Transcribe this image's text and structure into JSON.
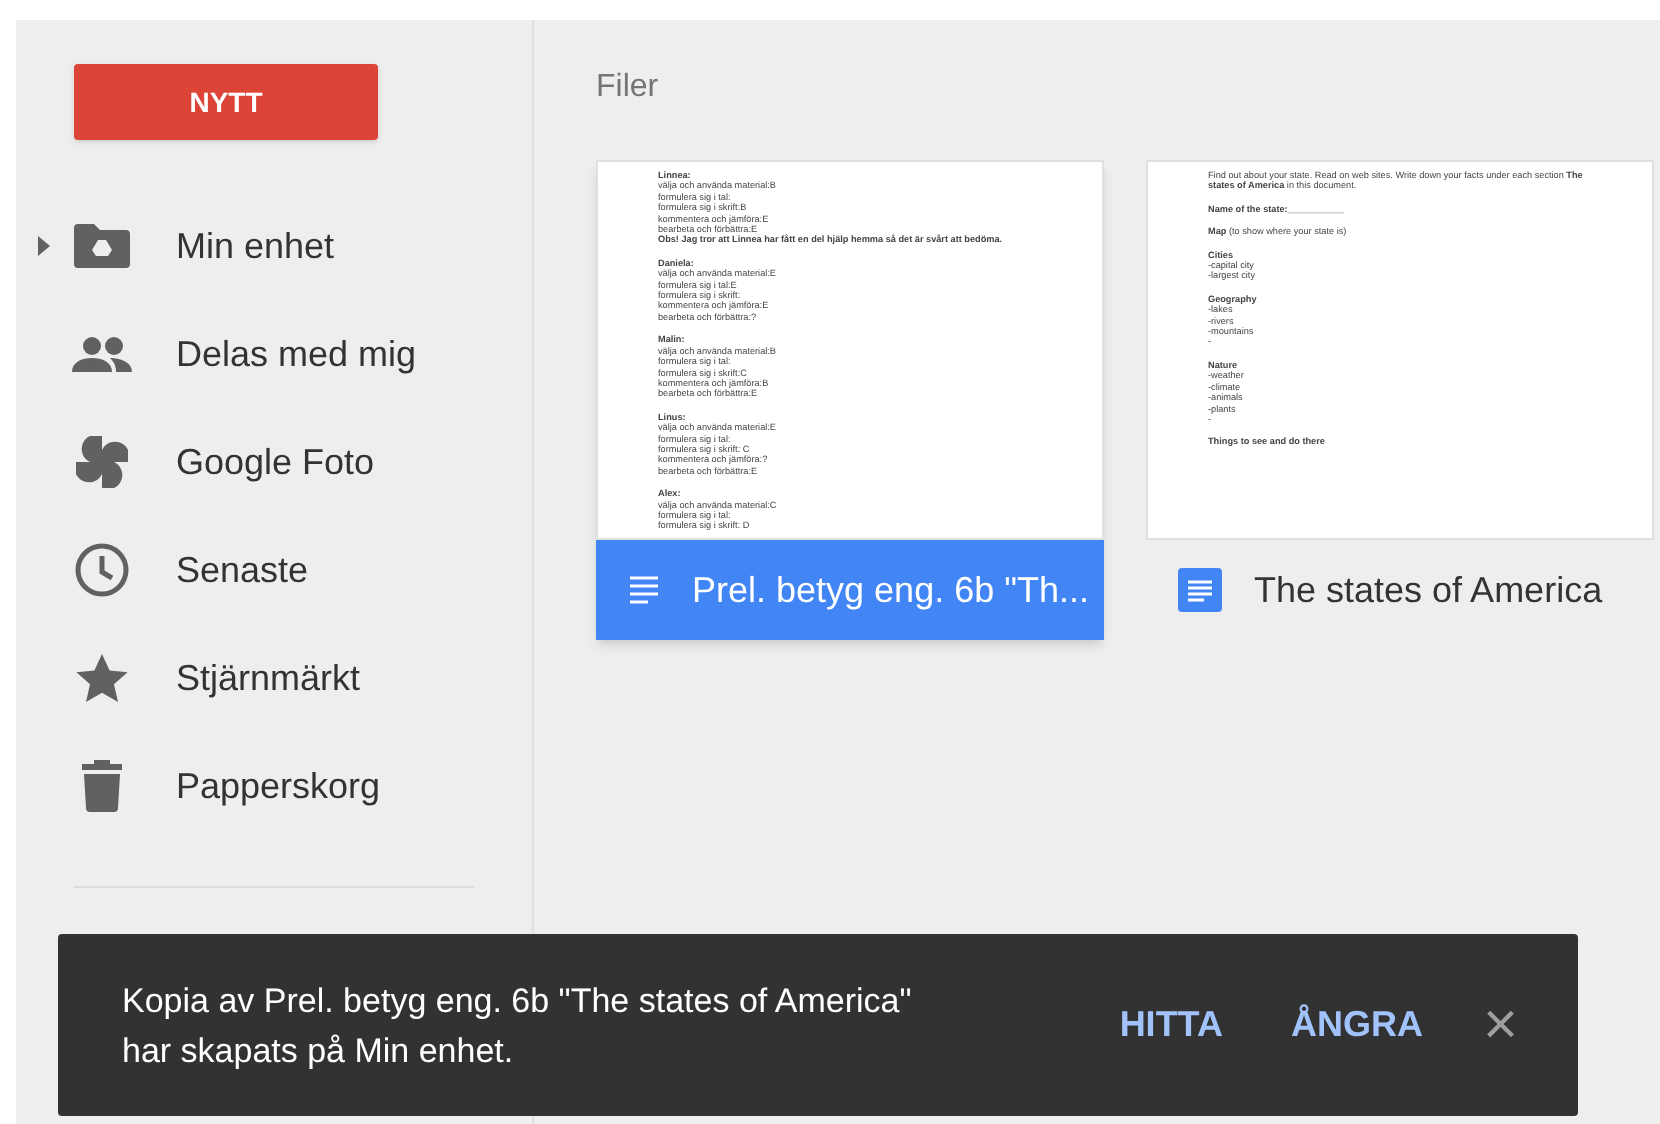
{
  "new_button": "NYTT",
  "sidebar": {
    "items": [
      {
        "label": "Min enhet",
        "kind": "drive",
        "expandable": true,
        "selected": false
      },
      {
        "label": "Delas med mig",
        "kind": "shared",
        "expandable": false,
        "selected": false
      },
      {
        "label": "Google Foto",
        "kind": "photos",
        "expandable": false,
        "selected": false
      },
      {
        "label": "Senaste",
        "kind": "recent",
        "expandable": false,
        "selected": false
      },
      {
        "label": "Stjärnmärkt",
        "kind": "starred",
        "expandable": false,
        "selected": false
      },
      {
        "label": "Papperskorg",
        "kind": "trash",
        "expandable": false,
        "selected": false
      }
    ]
  },
  "section_title": "Filer",
  "files": [
    {
      "name": "Prel. betyg eng. 6b \"Th...",
      "selected": true,
      "preview": [
        {
          "text": "Linnea:",
          "kind": "heading"
        },
        {
          "text": "välja och använda material:B",
          "kind": "line"
        },
        {
          "text": "formulera sig i tal:",
          "kind": "line"
        },
        {
          "text": "formulera sig i skrift:B",
          "kind": "line"
        },
        {
          "text": "kommentera och jämföra:E",
          "kind": "line"
        },
        {
          "text": "bearbeta och förbättra:E",
          "kind": "line"
        },
        {
          "text": "Obs! Jag tror att Linnea har fått en del hjälp hemma så det är svårt att bedöma.",
          "kind": "note"
        },
        {
          "text": "Daniela:",
          "kind": "heading"
        },
        {
          "text": "välja och använda material:E",
          "kind": "line"
        },
        {
          "text": "formulera sig i tal:E",
          "kind": "line"
        },
        {
          "text": "formulera sig i skrift:",
          "kind": "line"
        },
        {
          "text": "kommentera och jämföra:E",
          "kind": "line"
        },
        {
          "text": "bearbeta och förbättra:?",
          "kind": "line"
        },
        {
          "text": "Malin:",
          "kind": "heading"
        },
        {
          "text": "välja och använda material:B",
          "kind": "line"
        },
        {
          "text": "formulera sig i tal:",
          "kind": "line"
        },
        {
          "text": "formulera sig i skrift:C",
          "kind": "line"
        },
        {
          "text": "kommentera och jämföra:B",
          "kind": "line"
        },
        {
          "text": "bearbeta och förbättra:E",
          "kind": "line"
        },
        {
          "text": "Linus:",
          "kind": "heading"
        },
        {
          "text": "välja och använda material:E",
          "kind": "line"
        },
        {
          "text": "formulera sig i tal:",
          "kind": "line"
        },
        {
          "text": "formulera sig i skrift: C",
          "kind": "line"
        },
        {
          "text": "kommentera och jämföra:?",
          "kind": "line"
        },
        {
          "text": "bearbeta och förbättra:E",
          "kind": "line"
        },
        {
          "text": "Alex:",
          "kind": "heading"
        },
        {
          "text": "välja och använda material:C",
          "kind": "line"
        },
        {
          "text": "formulera sig i tal:",
          "kind": "line"
        },
        {
          "text": "formulera sig i skrift: D",
          "kind": "line"
        }
      ]
    },
    {
      "name": "The states of America",
      "selected": false,
      "preview": [
        {
          "text": "Find out about your state. Read on web sites. Write down your facts under each section  **The states of America** in this document.",
          "kind": "line"
        },
        {
          "text": "Name of the state:___________",
          "kind": "heading"
        },
        {
          "text": "**Map** (to show where your state is)",
          "kind": "section"
        },
        {
          "text": "Cities",
          "kind": "heading"
        },
        {
          "text": "-capital city",
          "kind": "line"
        },
        {
          "text": "-largest city",
          "kind": "line"
        },
        {
          "text": "Geography",
          "kind": "heading"
        },
        {
          "text": "-lakes",
          "kind": "line"
        },
        {
          "text": "-rivers",
          "kind": "line"
        },
        {
          "text": "-mountains",
          "kind": "line"
        },
        {
          "text": "-",
          "kind": "line"
        },
        {
          "text": "Nature",
          "kind": "heading"
        },
        {
          "text": "-weather",
          "kind": "line"
        },
        {
          "text": "-climate",
          "kind": "line"
        },
        {
          "text": "-animals",
          "kind": "line"
        },
        {
          "text": "-plants",
          "kind": "line"
        },
        {
          "text": "-",
          "kind": "line"
        },
        {
          "text": "Things to see and do there",
          "kind": "heading"
        }
      ]
    }
  ],
  "snackbar": {
    "message": "Kopia av Prel. betyg eng. 6b \"The states of America\" har skapats på Min enhet.",
    "actions": [
      "HITTA",
      "ÅNGRA"
    ],
    "close": "×"
  }
}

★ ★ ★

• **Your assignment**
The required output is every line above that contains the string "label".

• **Answer to this task**
        "label": "Min enhet",
        "label": "Delas med mig",
        "label": "Google Foto",
        "label": "Senaste",
        "label": "Stjärnmärkt",
        "label": "Papperskorg",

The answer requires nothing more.